Your objective:
From the first line to the last, retype the records exactly without their images.

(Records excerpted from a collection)
'''

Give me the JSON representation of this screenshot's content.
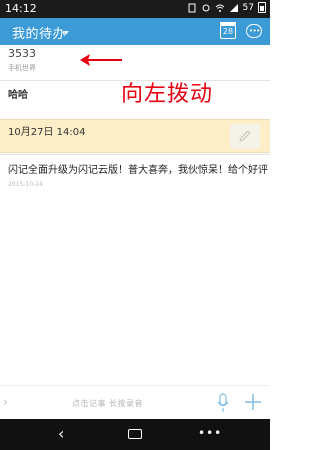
{
  "status_bar": {
    "time": "14:12",
    "battery": "57",
    "icons": [
      "sim-card-icon",
      "notification-icon",
      "wifi-icon",
      "signal-icon",
      "battery-icon"
    ]
  },
  "app_bar": {
    "title": "我的待办",
    "calendar_day": "28",
    "color": "#3c9ad7"
  },
  "list": {
    "items": [
      {
        "title": "3533",
        "subtitle": "手机世界"
      },
      {
        "title": "哈哈",
        "subtitle": ""
      }
    ],
    "highlighted": {
      "date_text": "10月27日 14:04"
    },
    "note": {
      "text": "闪记全面升级为闪记云版！普大喜奔，我伙惊呆！给个好评",
      "date": "2015-10-24"
    }
  },
  "annotation": {
    "text": "向左拨动",
    "color": "#e60012"
  },
  "bottom_bar": {
    "hint": "点击记事  长按录音"
  },
  "nav_bar": {
    "back": "‹",
    "menu": "•••"
  }
}
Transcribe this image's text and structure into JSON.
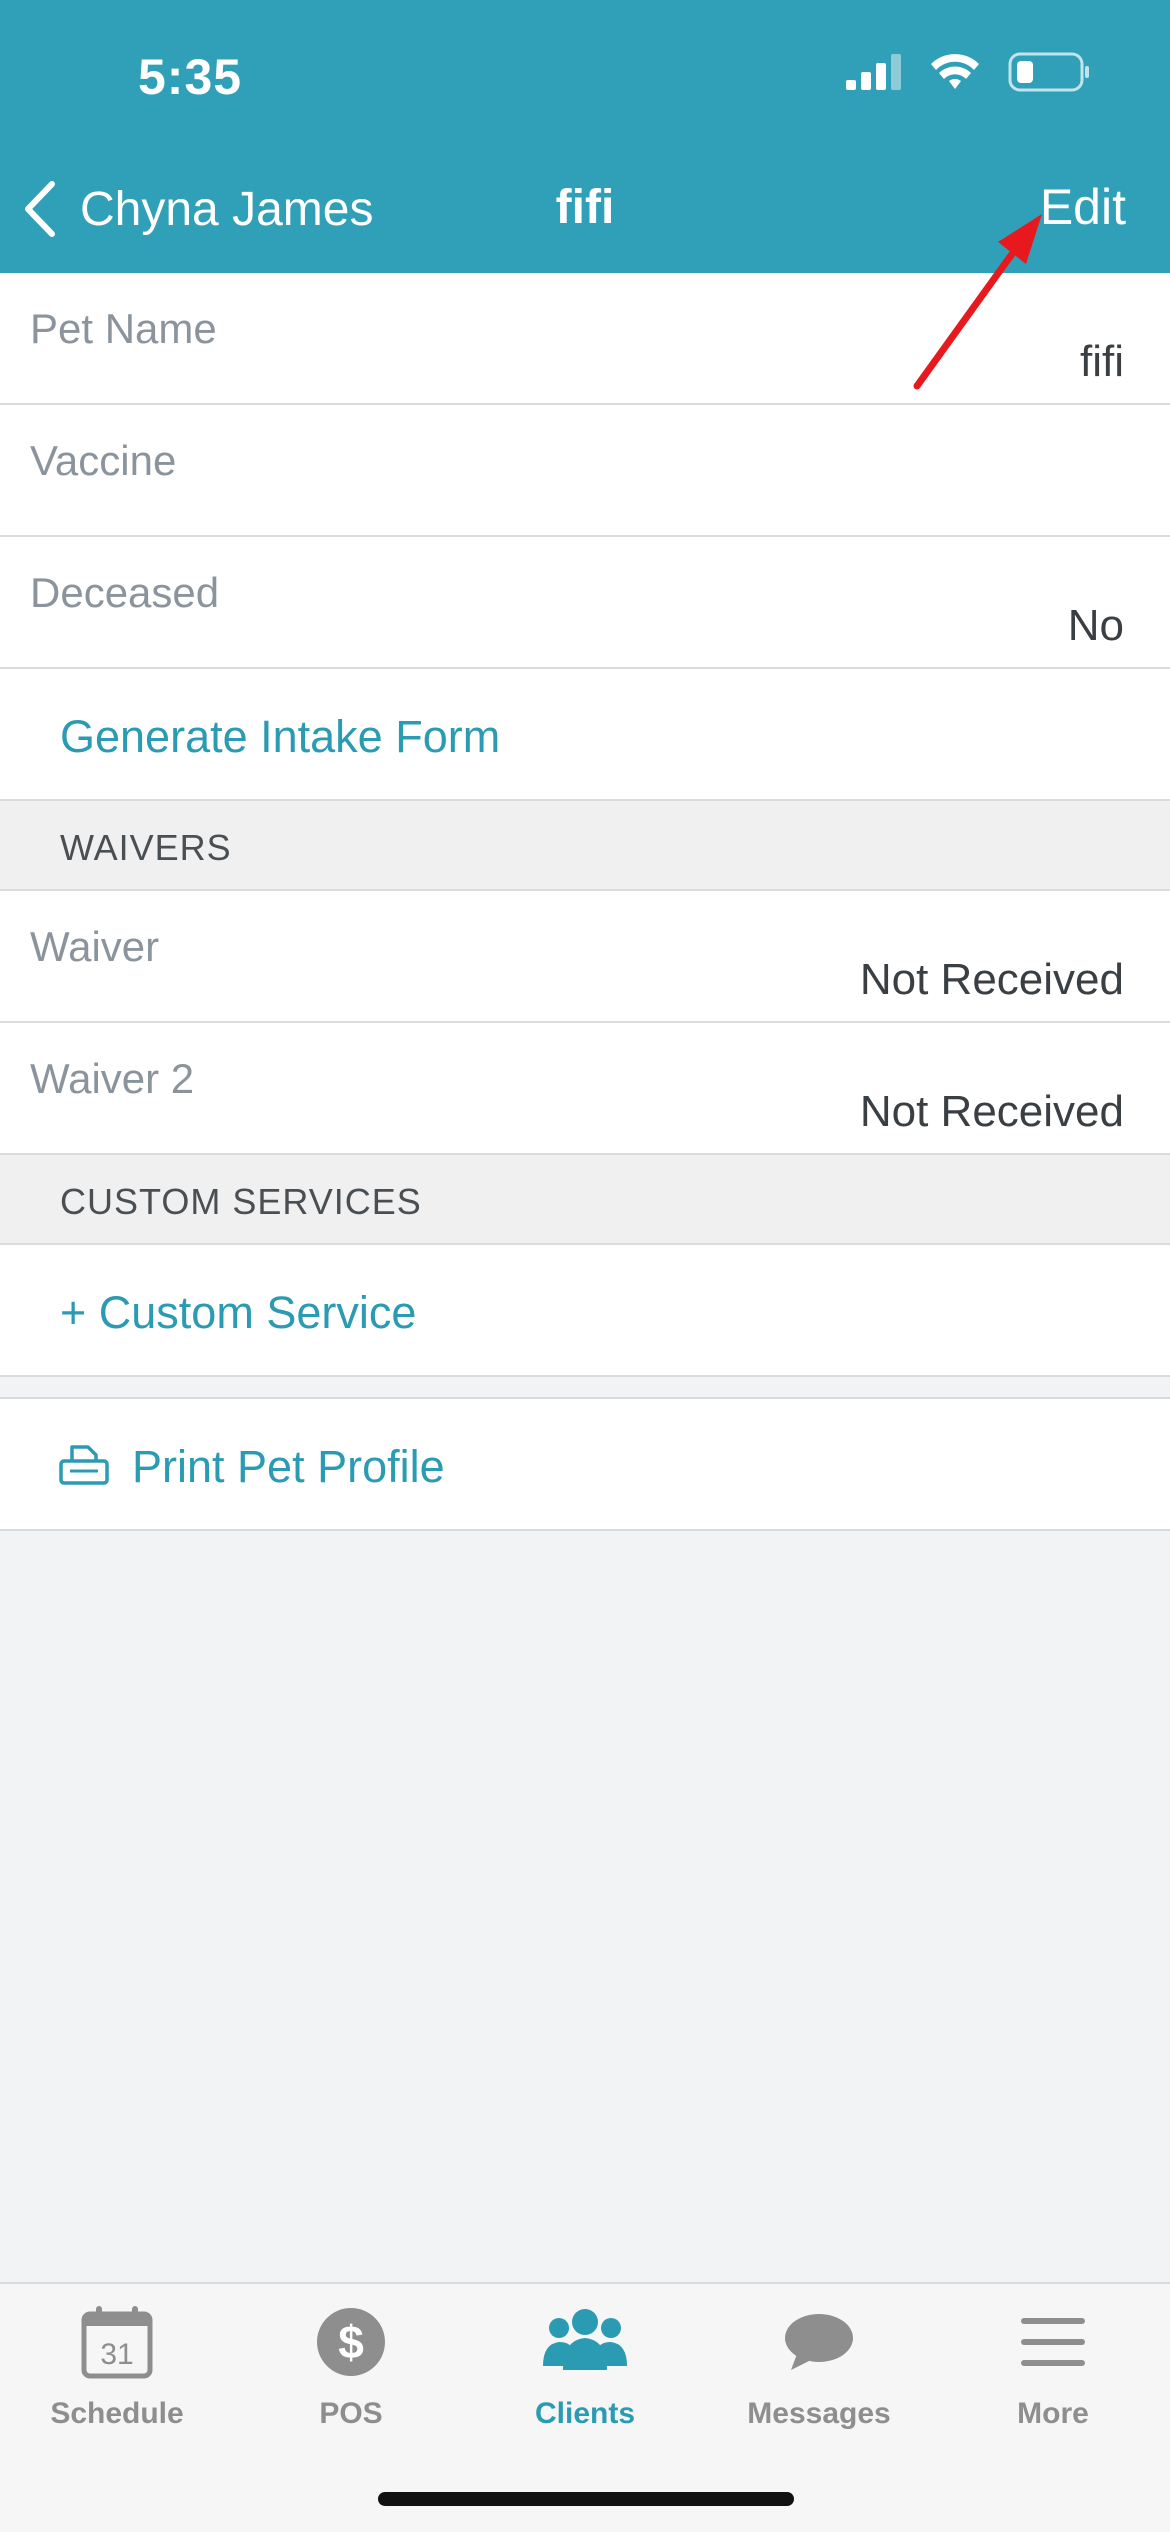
{
  "status_bar": {
    "time": "5:35"
  },
  "nav": {
    "back_label": "Chyna James",
    "title": "fifi",
    "edit_label": "Edit"
  },
  "rows": {
    "pet_name": {
      "label": "Pet Name",
      "value": "fifi"
    },
    "vaccine": {
      "label": "Vaccine"
    },
    "deceased": {
      "label": "Deceased",
      "value": "No"
    }
  },
  "generate_intake": "Generate Intake Form",
  "waivers": {
    "header": "WAIVERS",
    "items": [
      {
        "label": "Waiver",
        "value": "Not Received"
      },
      {
        "label": "Waiver 2",
        "value": "Not Received"
      }
    ]
  },
  "custom_services": {
    "header": "CUSTOM SERVICES",
    "add_label": "+ Custom Service"
  },
  "print_profile": "Print Pet Profile",
  "tabs": [
    {
      "label": "Schedule",
      "icon": "calendar-icon",
      "badge": "31"
    },
    {
      "label": "POS",
      "icon": "dollar-icon",
      "badge": "$"
    },
    {
      "label": "Clients",
      "icon": "clients-icon",
      "active": true
    },
    {
      "label": "Messages",
      "icon": "chat-bubble-icon"
    },
    {
      "label": "More",
      "icon": "menu-icon"
    }
  ],
  "colors": {
    "header": "#30a0b8",
    "accent": "#2b9bb3",
    "annotation": "#e8191e"
  }
}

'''

Answer:
Give me the JSON representation of this screenshot's content.
{
  "status_bar": {
    "time": "14:12",
    "battery": "57",
    "icons": [
      "sim-card-icon",
      "notification-icon",
      "wifi-icon",
      "signal-icon",
      "battery-icon"
    ]
  },
  "app_bar": {
    "title": "我的待办",
    "calendar_day": "28",
    "color": "#3c9ad7"
  },
  "list": {
    "items": [
      {
        "title": "3533",
        "subtitle": "手机世界"
      },
      {
        "title": "哈哈",
        "subtitle": ""
      }
    ],
    "highlighted": {
      "date_text": "10月27日 14:04"
    },
    "note": {
      "text": "闪记全面升级为闪记云版！普大喜奔，我伙惊呆！给个好评",
      "date": "2015-10-24"
    }
  },
  "annotation": {
    "text": "向左拨动",
    "color": "#e60012"
  },
  "bottom_bar": {
    "hint": "点击记事  长按录音"
  },
  "nav_bar": {
    "back": "‹",
    "menu": "•••"
  }
}
Transcribe this image's text and structure into JSON.
{
  "status_bar": {
    "time": "5:35"
  },
  "nav": {
    "back_label": "Chyna James",
    "title": "fifi",
    "edit_label": "Edit"
  },
  "rows": {
    "pet_name": {
      "label": "Pet Name",
      "value": "fifi"
    },
    "vaccine": {
      "label": "Vaccine"
    },
    "deceased": {
      "label": "Deceased",
      "value": "No"
    }
  },
  "generate_intake": "Generate Intake Form",
  "waivers": {
    "header": "WAIVERS",
    "items": [
      {
        "label": "Waiver",
        "value": "Not Received"
      },
      {
        "label": "Waiver 2",
        "value": "Not Received"
      }
    ]
  },
  "custom_services": {
    "header": "CUSTOM SERVICES",
    "add_label": "+ Custom Service"
  },
  "print_profile": "Print Pet Profile",
  "tabs": [
    {
      "label": "Schedule",
      "icon": "calendar-icon",
      "badge": "31"
    },
    {
      "label": "POS",
      "icon": "dollar-icon",
      "badge": "$"
    },
    {
      "label": "Clients",
      "icon": "clients-icon",
      "active": true
    },
    {
      "label": "Messages",
      "icon": "chat-bubble-icon"
    },
    {
      "label": "More",
      "icon": "menu-icon"
    }
  ],
  "colors": {
    "header": "#30a0b8",
    "accent": "#2b9bb3",
    "annotation": "#e8191e"
  }
}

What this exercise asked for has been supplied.